Nepal has two tri-junctions with India – the Lipulekh Pass in the west and Jhinsang Chull in the east. The one under dispute currently is the Lipulekh Pass, which is located in Kalapani area at the border of Uttarakhand with Nepal.
The marker shows the Kalapani region at the border of Uttarakhand and Nepal (Image: Google Maps)
Kalapani is a 35 square kilometre area in the hill state’s Pithoragarh district, which falls under the jurisdiction of the Indo-Tibetan Border Police (ITBP).
Why is it disputed?
The Nepalese government has claimed that the Lipulekh Pass belongs to them as mentioned in Sugauli Treaty, which was signed between the British East India Company and Nepal in 1816.
The Treaty identified River Kali as Nepal’s boundary with India. The river has many tributaries, the confluence of which takes place at Kalapani.
While Nepal claims the origin of the river in Lipulekh Pass to be the main Kali and hence is asserting territorial rights to it, India claims that River Kali begins in Kalapani as this is where all its tributaries merge, and is exerting claims on the area to the east of it.
Why is Kalapani significant?
The Lipulekh Pass serves as an important vantage point for India to keep a track of China’s movements. The pass also serves as a trading route between India and China as well as a pilgrim route to Tibet.
Why is Kathmandu upset?
India and Nepal have, by and large, enjoyed friendly relations in keeping with the 1950 peace treaty, which said, “There shall be everlasting peace and friendship between India and Nepal. The two governments agree to respect the complete sovereignty, territorial integrity and independence of each other.” According to Nepal’s ambassador to India, about 98 percent of Nepal’s border disputes with India are already settled.
However, in 2015, Kathmandu grew upset as it claimed that the Indo-China bilateral agreement to increase trade via Lipulekh pass was signed bypassing its authority.

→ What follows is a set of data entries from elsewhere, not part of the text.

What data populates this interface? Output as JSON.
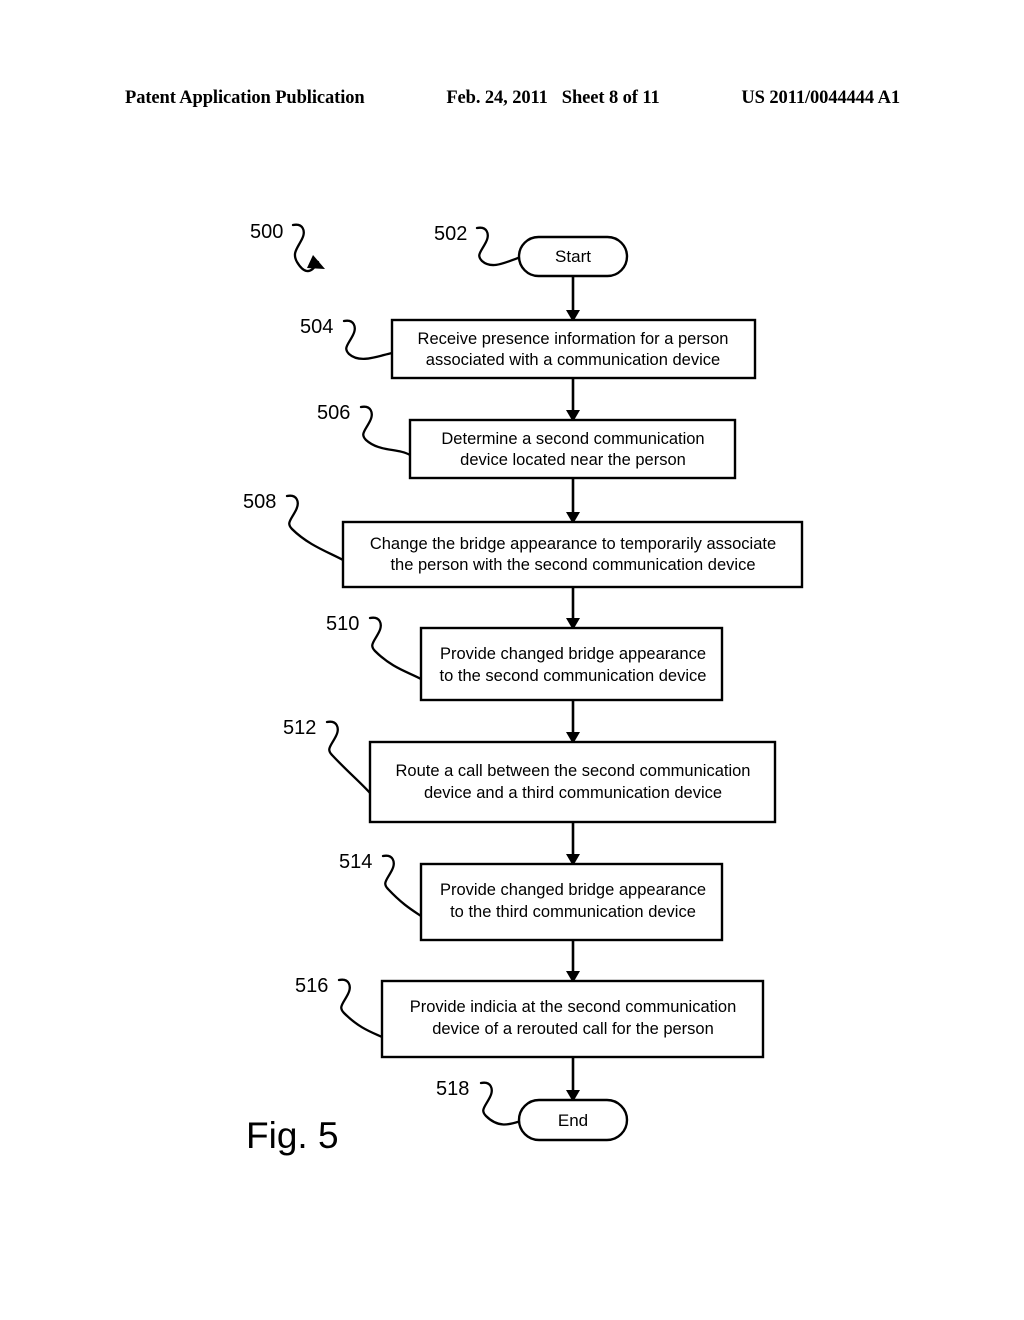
{
  "header": {
    "left": "Patent Application Publication",
    "date": "Feb. 24, 2011",
    "sheet": "Sheet 8 of 11",
    "pubnum": "US 2011/0044444 A1"
  },
  "figure": {
    "caption": "Fig. 5",
    "diagram_ref": "500"
  },
  "flowchart": {
    "nodes": [
      {
        "ref": "502",
        "type": "terminal",
        "label": "Start"
      },
      {
        "ref": "504",
        "type": "process",
        "line1": "Receive presence information for a person",
        "line2": "associated with a communication device"
      },
      {
        "ref": "506",
        "type": "process",
        "line1": "Determine a second communication",
        "line2": "device located near the person"
      },
      {
        "ref": "508",
        "type": "process",
        "line1": "Change the bridge appearance to temporarily associate",
        "line2": "the person with the second communication device"
      },
      {
        "ref": "510",
        "type": "process",
        "line1": "Provide changed bridge appearance",
        "line2": "to the second communication device"
      },
      {
        "ref": "512",
        "type": "process",
        "line1": "Route a call between the second communication",
        "line2": "device and a third communication device"
      },
      {
        "ref": "514",
        "type": "process",
        "line1": "Provide changed bridge appearance",
        "line2": "to the third communication device"
      },
      {
        "ref": "516",
        "type": "process",
        "line1": "Provide indicia at the second communication",
        "line2": "device of a rerouted call for the person"
      },
      {
        "ref": "518",
        "type": "terminal",
        "label": "End"
      }
    ]
  },
  "colors": {
    "ink": "#000000",
    "paper": "#ffffff"
  }
}
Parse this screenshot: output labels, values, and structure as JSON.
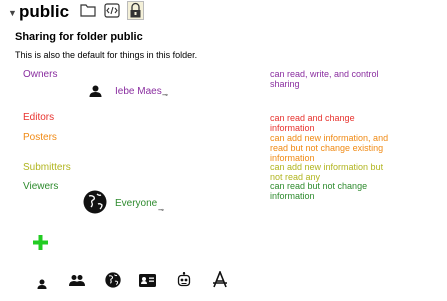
{
  "header": {
    "toggle_icon": "triangle-down",
    "folder_name": "public",
    "toolbar": [
      "folder-icon",
      "source-icon",
      "lock-icon"
    ]
  },
  "sharing": {
    "heading": "Sharing for folder public",
    "subtext": "This is also the default for things in this folder."
  },
  "roles": {
    "owners": {
      "label": "Owners",
      "description": "can read, write, and control sharing",
      "member": "Iebe Maes",
      "color": "#8a2ea0"
    },
    "editors": {
      "label": "Editors",
      "description": "can read and change information",
      "color": "#e8332e"
    },
    "posters": {
      "label": "Posters",
      "description": "can add new information, and read but not change existing information",
      "color": "#f08a14"
    },
    "submitters": {
      "label": "Submitters",
      "description": "can add new information but not read any",
      "color": "#b1b520"
    },
    "viewers": {
      "label": "Viewers",
      "description": "can read but not change information",
      "member": "Everyone",
      "color": "#2e8b2e"
    }
  },
  "add_button": {
    "icon": "plus-icon",
    "color": "#22cc22"
  },
  "footer_icons": [
    "person-icon",
    "group-icon",
    "globe-icon",
    "id-card-icon",
    "robot-icon",
    "app-store-icon"
  ]
}
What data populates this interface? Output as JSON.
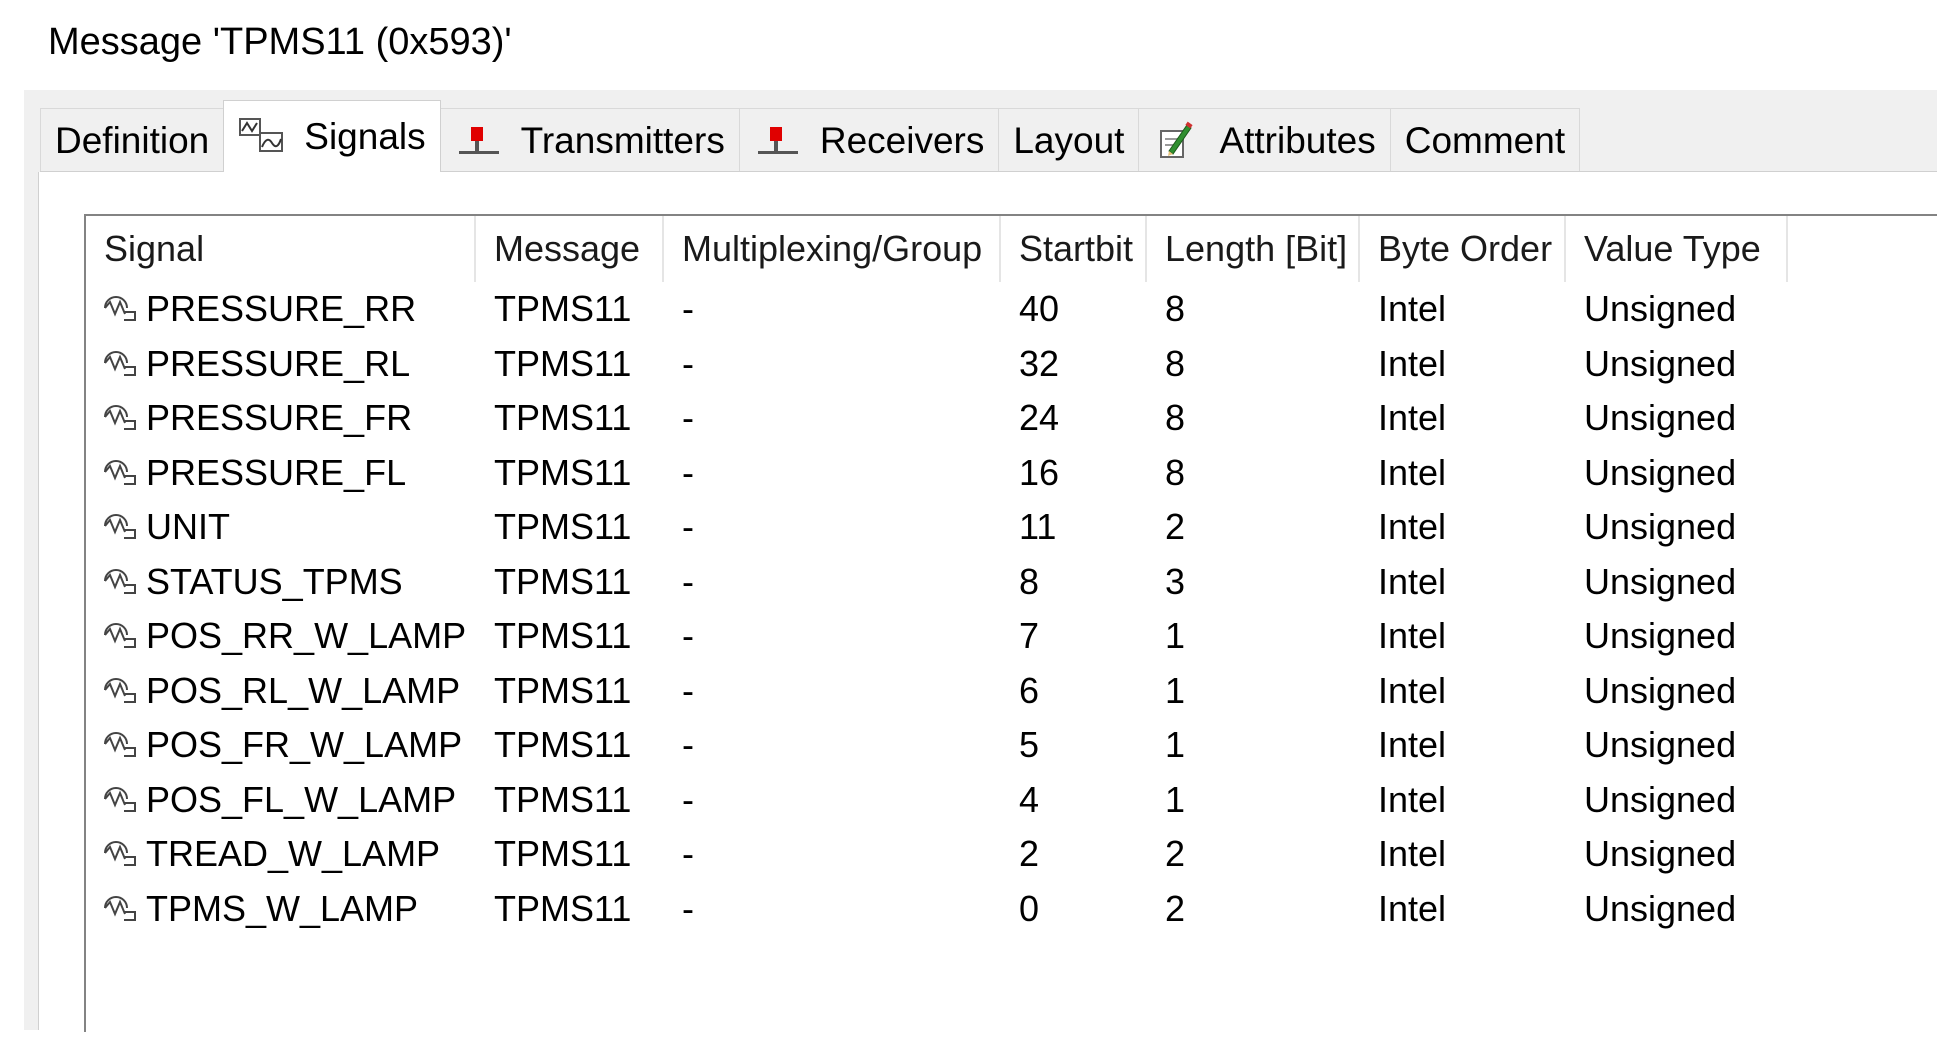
{
  "window": {
    "title": "Message 'TPMS11 (0x593)'"
  },
  "tabs": [
    {
      "label": "Definition",
      "icon": ""
    },
    {
      "label": "Signals",
      "icon": "signal-icon"
    },
    {
      "label": "Transmitters",
      "icon": "transmitter-icon"
    },
    {
      "label": "Receivers",
      "icon": "receiver-icon"
    },
    {
      "label": "Layout",
      "icon": ""
    },
    {
      "label": "Attributes",
      "icon": "attributes-pencil-icon"
    },
    {
      "label": "Comment",
      "icon": ""
    }
  ],
  "active_tab": "Signals",
  "table": {
    "columns": [
      "Signal",
      "Message",
      "Multiplexing/Group",
      "Startbit",
      "Length [Bit]",
      "Byte Order",
      "Value Type"
    ],
    "rows": [
      [
        "PRESSURE_RR",
        "TPMS11",
        "-",
        "40",
        "8",
        "Intel",
        "Unsigned"
      ],
      [
        "PRESSURE_RL",
        "TPMS11",
        "-",
        "32",
        "8",
        "Intel",
        "Unsigned"
      ],
      [
        "PRESSURE_FR",
        "TPMS11",
        "-",
        "24",
        "8",
        "Intel",
        "Unsigned"
      ],
      [
        "PRESSURE_FL",
        "TPMS11",
        "-",
        "16",
        "8",
        "Intel",
        "Unsigned"
      ],
      [
        "UNIT",
        "TPMS11",
        "-",
        "11",
        "2",
        "Intel",
        "Unsigned"
      ],
      [
        "STATUS_TPMS",
        "TPMS11",
        "-",
        "8",
        "3",
        "Intel",
        "Unsigned"
      ],
      [
        "POS_RR_W_LAMP",
        "TPMS11",
        "-",
        "7",
        "1",
        "Intel",
        "Unsigned"
      ],
      [
        "POS_RL_W_LAMP",
        "TPMS11",
        "-",
        "6",
        "1",
        "Intel",
        "Unsigned"
      ],
      [
        "POS_FR_W_LAMP",
        "TPMS11",
        "-",
        "5",
        "1",
        "Intel",
        "Unsigned"
      ],
      [
        "POS_FL_W_LAMP",
        "TPMS11",
        "-",
        "4",
        "1",
        "Intel",
        "Unsigned"
      ],
      [
        "TREAD_W_LAMP",
        "TPMS11",
        "-",
        "2",
        "2",
        "Intel",
        "Unsigned"
      ],
      [
        "TPMS_W_LAMP",
        "TPMS11",
        "-",
        "0",
        "2",
        "Intel",
        "Unsigned"
      ]
    ]
  },
  "colors": {
    "panel_bg": "#f0f0f0",
    "transmitter_red": "#e00000",
    "pencil_green": "#2f8f2f"
  }
}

Tensions between India and Nepal have now flared up over the territorial rights over Kalapani. Nepal said it has written to New Delhi to resolve the issue earlier too, but India was apparently not ready. The two countries are yet to finalise a date for dialogue on the Kalapani issue.
What has intensified the dispute?

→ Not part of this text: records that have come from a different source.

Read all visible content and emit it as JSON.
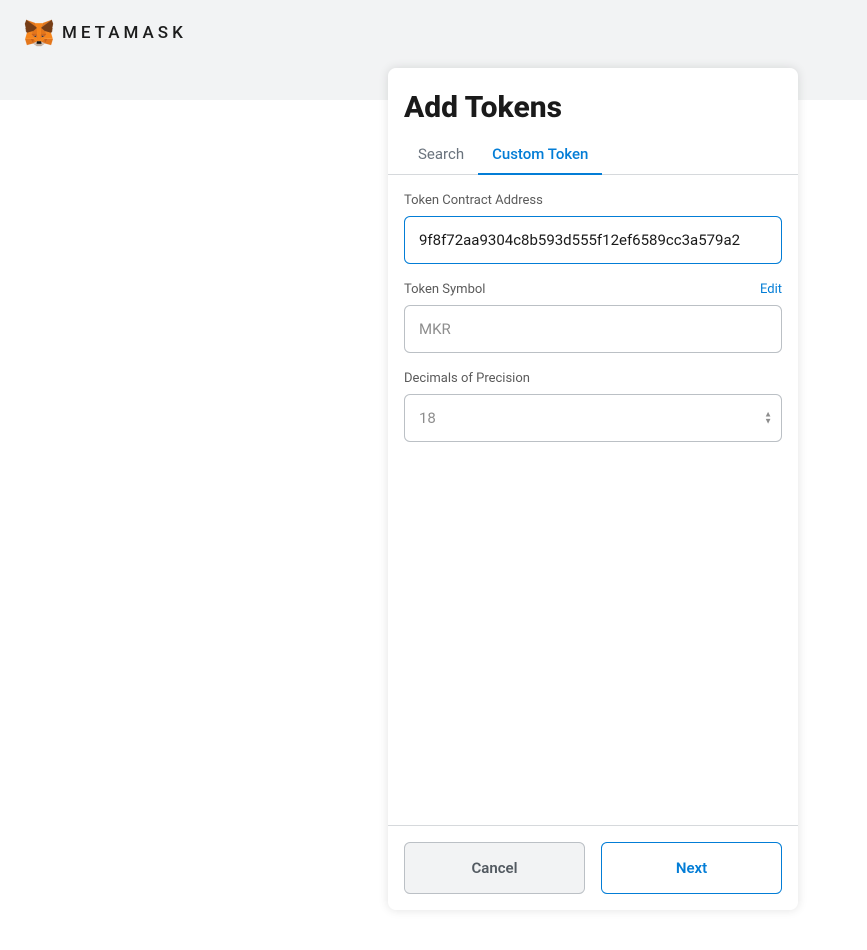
{
  "brand": "METAMASK",
  "modal": {
    "title": "Add Tokens",
    "tabs": {
      "search": "Search",
      "custom": "Custom Token"
    },
    "fields": {
      "contract": {
        "label": "Token Contract Address",
        "value": "9f8f72aa9304c8b593d555f12ef6589cc3a579a2"
      },
      "symbol": {
        "label": "Token Symbol",
        "edit": "Edit",
        "value": "MKR"
      },
      "decimals": {
        "label": "Decimals of Precision",
        "value": "18"
      }
    },
    "buttons": {
      "cancel": "Cancel",
      "next": "Next"
    }
  }
}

On May 8, Union Defence Minister Rajnath Singh inaugurated a road connecting the Lipulekh pass with the Kailash Mansarovar route in China. Not only has Nepal protested the move, it is also considering putting up a security post in the area.
Meanwhile, the Ministry of External Affairs (MEA) has maintained that the road going through Uttarakhand's Pithoragarh district "lies completely within the territory of India".

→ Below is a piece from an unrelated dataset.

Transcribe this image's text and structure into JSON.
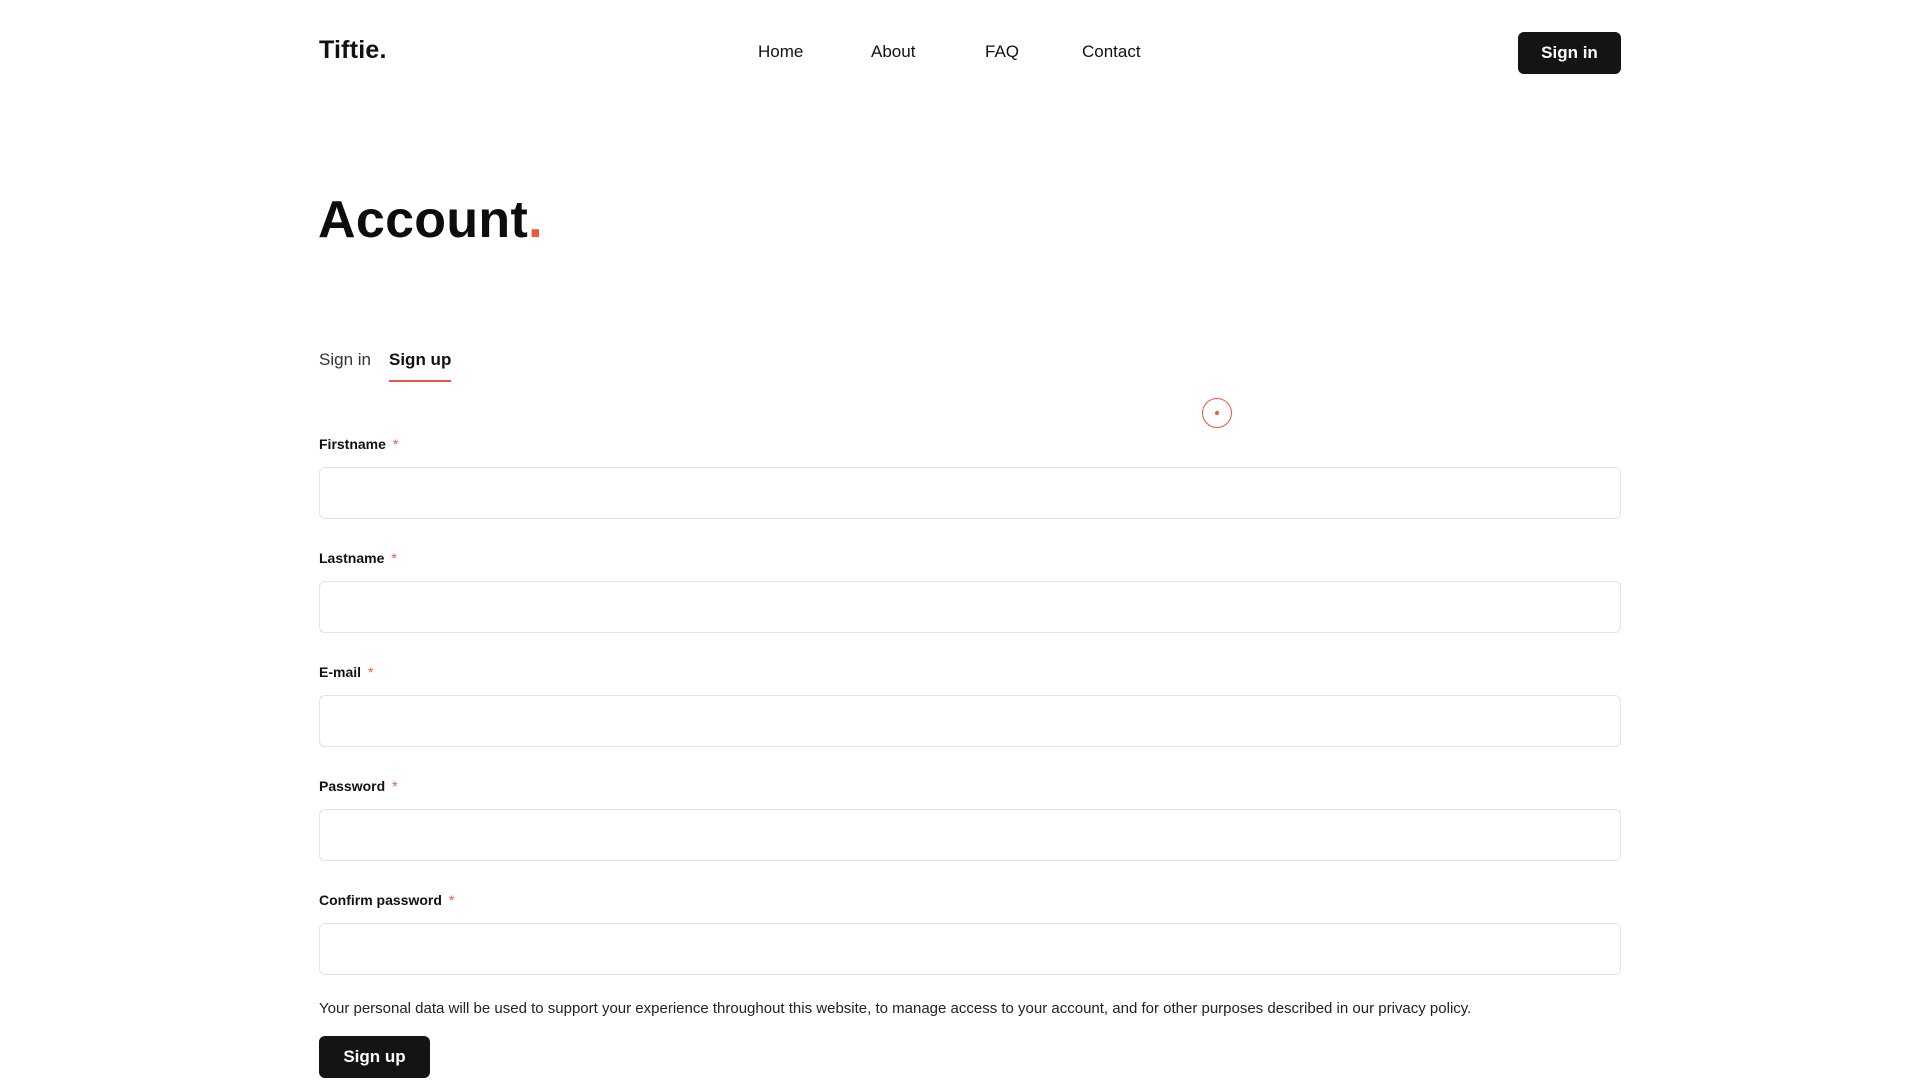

Asserting that the newly inaugurated road follows the pre-existing route which is used by pilgrims of the Kailash Mansarovar Yatra, the MEA said, "Under the present project, the same road has been made pliable for the ease and convenience of pilgrims, locals, and traders."
Besides, Indian Chief of Army Staff General MM Narwane has said that Nepal’s protest against the Indian road built in Uttarakhand was at the behest of someone else, hinting at China’s hand behind the protest.
How does this impact Indo-Nepal ties?
Indo-Nepal ties had received an impetus after Nepal was invited as a SAARC member to PM Modi’s swearing-in ceremony. Modi had also visited the Himalayan nation as a part of his ‘neighbourhood first’ commitment. India had offered unconditional help during the earthquake that had ravaged Nepal in April 2015, even though the Indian media coverage had drawn flak from various quarters.
However, the bilateral ties deteriorated considerably after the 135-day trade blockade in 2015, which was caused due to protests by ethnic communities after Nepal adopted its new constitution in September 2015. Nepal alleges that India had a role in the economic blockade.
In addition, India’s shifting interest from SAARC to BIMSTEC and BBIN has upset Nepal; even as Delhi is displeased with Kathmandu joining Beijing’s Border Roads Initiative (BRI), which India has boycotted on several fora.
Moreover, demonetisation was a blow to Indo-Nepal relations as Nepal had Rs 33.6 million Indian currency in its formal bank channels alone.A border dispute, left unaddressed at a time when Nepal is reducing its economic dependence on India with the help of China, could push Kathmandu further into the arms of Beijing, as well as invite China to intervene on the issue.